══ Provided material ══

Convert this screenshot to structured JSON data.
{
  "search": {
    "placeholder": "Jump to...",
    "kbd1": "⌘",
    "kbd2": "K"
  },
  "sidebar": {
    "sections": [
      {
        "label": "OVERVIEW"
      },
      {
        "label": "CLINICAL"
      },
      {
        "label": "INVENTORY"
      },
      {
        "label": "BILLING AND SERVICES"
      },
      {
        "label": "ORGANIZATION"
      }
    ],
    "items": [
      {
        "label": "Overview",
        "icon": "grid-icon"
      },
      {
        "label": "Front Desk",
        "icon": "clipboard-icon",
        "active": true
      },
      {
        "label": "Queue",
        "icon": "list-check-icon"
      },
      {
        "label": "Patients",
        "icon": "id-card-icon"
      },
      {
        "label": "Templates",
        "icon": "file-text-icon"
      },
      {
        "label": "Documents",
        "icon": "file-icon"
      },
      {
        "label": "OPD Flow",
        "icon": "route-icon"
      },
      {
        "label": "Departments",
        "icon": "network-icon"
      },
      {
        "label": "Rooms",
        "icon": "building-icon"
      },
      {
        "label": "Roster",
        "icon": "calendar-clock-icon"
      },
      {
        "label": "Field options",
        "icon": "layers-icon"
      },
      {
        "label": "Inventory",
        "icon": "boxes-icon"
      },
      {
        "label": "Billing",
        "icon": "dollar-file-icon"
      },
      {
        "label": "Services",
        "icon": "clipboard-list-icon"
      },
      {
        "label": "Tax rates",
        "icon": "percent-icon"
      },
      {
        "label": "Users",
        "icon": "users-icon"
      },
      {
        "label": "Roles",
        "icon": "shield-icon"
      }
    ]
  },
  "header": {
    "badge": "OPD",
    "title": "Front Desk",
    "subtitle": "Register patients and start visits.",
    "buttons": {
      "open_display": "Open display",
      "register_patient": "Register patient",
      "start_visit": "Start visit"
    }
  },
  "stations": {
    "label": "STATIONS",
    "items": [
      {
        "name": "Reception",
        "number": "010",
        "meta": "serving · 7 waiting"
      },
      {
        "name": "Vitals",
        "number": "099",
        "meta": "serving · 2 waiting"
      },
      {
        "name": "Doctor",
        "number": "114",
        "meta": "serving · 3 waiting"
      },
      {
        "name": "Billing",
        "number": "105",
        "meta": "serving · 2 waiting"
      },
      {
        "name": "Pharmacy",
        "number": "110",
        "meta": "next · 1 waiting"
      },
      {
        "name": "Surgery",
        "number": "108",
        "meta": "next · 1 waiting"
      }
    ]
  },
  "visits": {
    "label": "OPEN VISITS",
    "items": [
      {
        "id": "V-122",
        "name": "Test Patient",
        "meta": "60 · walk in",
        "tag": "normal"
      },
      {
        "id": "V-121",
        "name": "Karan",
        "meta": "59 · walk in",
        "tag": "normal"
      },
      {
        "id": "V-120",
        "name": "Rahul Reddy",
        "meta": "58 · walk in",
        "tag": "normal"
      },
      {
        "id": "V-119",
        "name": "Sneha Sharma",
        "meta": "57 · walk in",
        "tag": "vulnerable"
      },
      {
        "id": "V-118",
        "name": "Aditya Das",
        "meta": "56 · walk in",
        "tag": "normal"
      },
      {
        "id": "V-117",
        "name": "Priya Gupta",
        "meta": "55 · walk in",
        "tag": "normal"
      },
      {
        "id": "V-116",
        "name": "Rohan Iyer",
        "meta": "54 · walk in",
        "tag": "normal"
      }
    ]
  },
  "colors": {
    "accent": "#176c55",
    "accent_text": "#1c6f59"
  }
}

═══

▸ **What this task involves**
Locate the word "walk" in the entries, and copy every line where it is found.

▸ **Output of the exercise**
        "meta": "60 · walk in",
        "meta": "59 · walk in",
        "meta": "58 · walk in",
        "meta": "57 · walk in",
        "meta": "56 · walk in",
        "meta": "55 · walk in",
        "meta": "54 · walk in",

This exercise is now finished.